Authors declare no competing interests.
Funding sources had no role in study design; data collection, data analysis and interpretation of data.
The following questions relate to your usual sleep habits during the past month before the home quarantine due to COVID-19 outbreak and during the home quarantine due to COVID-19 outbreak:
Figure 1: Quantitative sleep parameters of time to go to bed (A), time taken to fall asleep (in min) (B), sleep duration (C), and time to get up in the morning (D) in participants before the COVID-19 pandemic compared to one month after the COVID-19 pandemic during home quarantine. Note: In figure A, the time to go to bed after 24:00 is calculated as 24 + n where n stands for the time after 24:00. All error bars represent standard error of mean (s.e.m). h = hour. n = 160.
Figure 2: A, Sleep quality factors during the COVID-19 pandemic in home quarantine, B, percentage of sleep quality factors after the COVID-19 pandemic, C, percentage of sleep quality factors during the COVID-19 pandemic in participants based on chronotype.
Table 1: Mean and standard deviation of quantitative sleep parameters and sleep quality factors before and 1 month after the begin of the COVID-19 outbreak in individuals being in home quarantine
[*] Corresponding Author:

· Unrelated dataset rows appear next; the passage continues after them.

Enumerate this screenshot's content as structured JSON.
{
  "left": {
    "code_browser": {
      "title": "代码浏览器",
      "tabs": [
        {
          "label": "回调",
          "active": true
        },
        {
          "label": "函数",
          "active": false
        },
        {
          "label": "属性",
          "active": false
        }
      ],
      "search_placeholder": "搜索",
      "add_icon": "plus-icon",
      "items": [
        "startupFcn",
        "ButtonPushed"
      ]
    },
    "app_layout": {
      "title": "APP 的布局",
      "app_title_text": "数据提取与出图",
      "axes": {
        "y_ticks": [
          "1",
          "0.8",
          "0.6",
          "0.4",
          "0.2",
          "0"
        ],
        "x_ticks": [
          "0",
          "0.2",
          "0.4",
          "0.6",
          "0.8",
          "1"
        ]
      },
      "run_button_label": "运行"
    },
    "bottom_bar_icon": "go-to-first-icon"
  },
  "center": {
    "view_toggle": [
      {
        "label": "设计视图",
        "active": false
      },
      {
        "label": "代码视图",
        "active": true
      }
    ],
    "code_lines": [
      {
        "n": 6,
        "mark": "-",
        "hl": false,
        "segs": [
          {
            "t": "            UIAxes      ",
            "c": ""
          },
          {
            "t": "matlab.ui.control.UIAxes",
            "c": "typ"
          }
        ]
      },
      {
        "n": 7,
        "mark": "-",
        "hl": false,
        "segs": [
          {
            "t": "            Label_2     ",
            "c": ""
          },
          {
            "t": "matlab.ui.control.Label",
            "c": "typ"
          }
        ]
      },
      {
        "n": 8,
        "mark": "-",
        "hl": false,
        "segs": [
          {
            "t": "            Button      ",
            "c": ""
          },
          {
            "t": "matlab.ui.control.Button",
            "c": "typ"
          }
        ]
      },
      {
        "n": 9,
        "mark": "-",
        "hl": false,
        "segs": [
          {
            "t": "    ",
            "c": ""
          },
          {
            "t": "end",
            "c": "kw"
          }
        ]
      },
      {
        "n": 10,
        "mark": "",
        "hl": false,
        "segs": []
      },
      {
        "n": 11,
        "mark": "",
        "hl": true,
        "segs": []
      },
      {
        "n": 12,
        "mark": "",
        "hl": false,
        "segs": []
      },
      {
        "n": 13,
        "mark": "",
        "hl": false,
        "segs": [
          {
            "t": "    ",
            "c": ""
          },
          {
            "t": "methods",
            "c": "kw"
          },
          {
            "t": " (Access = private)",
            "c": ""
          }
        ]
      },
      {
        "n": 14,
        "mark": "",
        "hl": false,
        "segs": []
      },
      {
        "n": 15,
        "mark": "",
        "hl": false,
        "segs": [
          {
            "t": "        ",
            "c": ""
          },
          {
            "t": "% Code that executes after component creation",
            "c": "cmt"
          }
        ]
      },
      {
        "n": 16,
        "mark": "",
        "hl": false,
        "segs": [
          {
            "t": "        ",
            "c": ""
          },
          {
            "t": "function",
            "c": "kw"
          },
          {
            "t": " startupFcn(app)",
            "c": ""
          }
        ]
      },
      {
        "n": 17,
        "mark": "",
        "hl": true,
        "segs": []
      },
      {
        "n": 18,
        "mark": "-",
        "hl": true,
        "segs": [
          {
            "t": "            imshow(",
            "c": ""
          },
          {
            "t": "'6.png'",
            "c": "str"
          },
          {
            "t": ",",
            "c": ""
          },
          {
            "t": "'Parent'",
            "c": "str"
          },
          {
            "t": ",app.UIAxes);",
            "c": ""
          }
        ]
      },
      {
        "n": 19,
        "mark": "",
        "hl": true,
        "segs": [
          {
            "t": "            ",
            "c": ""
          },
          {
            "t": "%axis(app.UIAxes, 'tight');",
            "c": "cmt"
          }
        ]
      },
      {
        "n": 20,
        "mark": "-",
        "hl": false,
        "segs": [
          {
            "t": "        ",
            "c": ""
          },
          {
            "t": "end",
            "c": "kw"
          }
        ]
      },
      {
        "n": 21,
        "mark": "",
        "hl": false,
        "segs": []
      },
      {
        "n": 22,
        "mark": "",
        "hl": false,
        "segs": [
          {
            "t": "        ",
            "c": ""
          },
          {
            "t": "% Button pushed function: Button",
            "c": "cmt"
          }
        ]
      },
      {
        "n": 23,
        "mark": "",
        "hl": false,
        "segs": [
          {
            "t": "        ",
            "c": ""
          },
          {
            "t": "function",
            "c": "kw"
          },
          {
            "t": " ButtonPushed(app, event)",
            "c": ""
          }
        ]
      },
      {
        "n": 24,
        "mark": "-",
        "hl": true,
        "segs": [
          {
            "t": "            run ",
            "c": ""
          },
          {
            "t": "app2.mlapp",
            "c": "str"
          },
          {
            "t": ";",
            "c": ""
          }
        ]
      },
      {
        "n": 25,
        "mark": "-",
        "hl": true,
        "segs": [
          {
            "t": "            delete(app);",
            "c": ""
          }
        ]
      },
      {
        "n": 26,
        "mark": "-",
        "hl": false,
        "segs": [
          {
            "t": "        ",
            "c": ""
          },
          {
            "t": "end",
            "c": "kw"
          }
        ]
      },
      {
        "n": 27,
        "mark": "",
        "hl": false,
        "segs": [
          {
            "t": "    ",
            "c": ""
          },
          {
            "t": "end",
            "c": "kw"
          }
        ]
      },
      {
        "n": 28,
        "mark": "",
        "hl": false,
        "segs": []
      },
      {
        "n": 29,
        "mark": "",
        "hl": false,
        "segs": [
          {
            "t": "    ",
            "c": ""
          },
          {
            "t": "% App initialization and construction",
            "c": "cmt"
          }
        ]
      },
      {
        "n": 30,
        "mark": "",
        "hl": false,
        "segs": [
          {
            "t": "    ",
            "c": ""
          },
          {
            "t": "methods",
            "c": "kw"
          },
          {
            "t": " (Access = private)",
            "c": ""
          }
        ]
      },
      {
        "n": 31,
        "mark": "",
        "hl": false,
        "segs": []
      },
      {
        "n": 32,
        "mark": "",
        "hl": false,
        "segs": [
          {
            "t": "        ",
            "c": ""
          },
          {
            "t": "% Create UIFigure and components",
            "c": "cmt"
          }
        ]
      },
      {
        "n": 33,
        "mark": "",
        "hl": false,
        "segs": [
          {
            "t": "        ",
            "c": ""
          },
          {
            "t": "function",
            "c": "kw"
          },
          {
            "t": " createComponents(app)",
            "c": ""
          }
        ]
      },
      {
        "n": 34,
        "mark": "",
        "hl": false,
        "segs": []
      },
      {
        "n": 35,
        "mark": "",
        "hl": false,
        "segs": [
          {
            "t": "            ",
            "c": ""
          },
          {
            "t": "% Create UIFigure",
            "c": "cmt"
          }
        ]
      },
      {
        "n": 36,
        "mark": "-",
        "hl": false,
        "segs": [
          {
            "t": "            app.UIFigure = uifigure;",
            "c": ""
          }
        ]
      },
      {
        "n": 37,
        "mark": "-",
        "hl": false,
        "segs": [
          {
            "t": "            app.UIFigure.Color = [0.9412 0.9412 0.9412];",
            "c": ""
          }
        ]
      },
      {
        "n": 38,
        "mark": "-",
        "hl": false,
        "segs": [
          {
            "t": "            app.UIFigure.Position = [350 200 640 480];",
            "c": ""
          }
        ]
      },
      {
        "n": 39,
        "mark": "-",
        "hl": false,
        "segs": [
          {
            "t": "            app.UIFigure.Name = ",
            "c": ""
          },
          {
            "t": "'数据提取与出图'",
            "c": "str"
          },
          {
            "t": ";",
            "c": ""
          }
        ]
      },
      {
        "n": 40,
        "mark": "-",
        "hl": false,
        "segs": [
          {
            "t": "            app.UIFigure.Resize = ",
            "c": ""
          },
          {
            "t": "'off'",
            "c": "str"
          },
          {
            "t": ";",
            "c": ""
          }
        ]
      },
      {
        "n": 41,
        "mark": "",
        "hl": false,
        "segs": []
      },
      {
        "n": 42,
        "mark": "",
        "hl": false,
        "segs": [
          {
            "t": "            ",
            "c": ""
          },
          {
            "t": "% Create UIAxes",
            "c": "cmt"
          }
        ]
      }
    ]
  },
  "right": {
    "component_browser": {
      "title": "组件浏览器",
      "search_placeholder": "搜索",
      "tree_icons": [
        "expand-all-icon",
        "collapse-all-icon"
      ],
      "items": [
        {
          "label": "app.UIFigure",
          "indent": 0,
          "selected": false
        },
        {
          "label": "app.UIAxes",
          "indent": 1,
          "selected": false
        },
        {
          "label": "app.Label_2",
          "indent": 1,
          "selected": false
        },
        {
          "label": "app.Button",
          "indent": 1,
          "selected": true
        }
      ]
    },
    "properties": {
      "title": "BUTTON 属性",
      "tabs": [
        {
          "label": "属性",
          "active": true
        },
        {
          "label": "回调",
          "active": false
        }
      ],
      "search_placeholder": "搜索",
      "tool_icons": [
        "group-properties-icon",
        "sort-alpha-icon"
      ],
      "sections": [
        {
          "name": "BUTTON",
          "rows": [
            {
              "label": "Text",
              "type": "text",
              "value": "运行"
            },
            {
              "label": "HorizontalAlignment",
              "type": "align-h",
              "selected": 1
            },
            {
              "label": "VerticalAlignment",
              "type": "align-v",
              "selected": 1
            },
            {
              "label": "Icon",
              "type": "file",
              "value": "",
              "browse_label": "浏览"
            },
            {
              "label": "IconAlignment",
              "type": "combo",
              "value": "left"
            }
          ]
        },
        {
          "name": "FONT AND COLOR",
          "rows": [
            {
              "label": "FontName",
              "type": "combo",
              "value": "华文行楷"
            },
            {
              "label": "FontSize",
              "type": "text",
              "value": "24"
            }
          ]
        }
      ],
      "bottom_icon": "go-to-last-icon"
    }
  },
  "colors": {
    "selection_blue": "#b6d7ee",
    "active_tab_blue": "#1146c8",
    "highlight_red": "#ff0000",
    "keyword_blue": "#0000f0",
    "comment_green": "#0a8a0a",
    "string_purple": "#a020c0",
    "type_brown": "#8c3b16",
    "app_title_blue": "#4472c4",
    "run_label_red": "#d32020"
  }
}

Mohammad Ali Salehinejad, Department of Psychology and Neurosciences, Leibniz Research Centre for Working Environment and Human Factors (IfADo), Ardeystr. 67, 44139 Dortmund, Germany, eMail: Salehinejad@ifado.de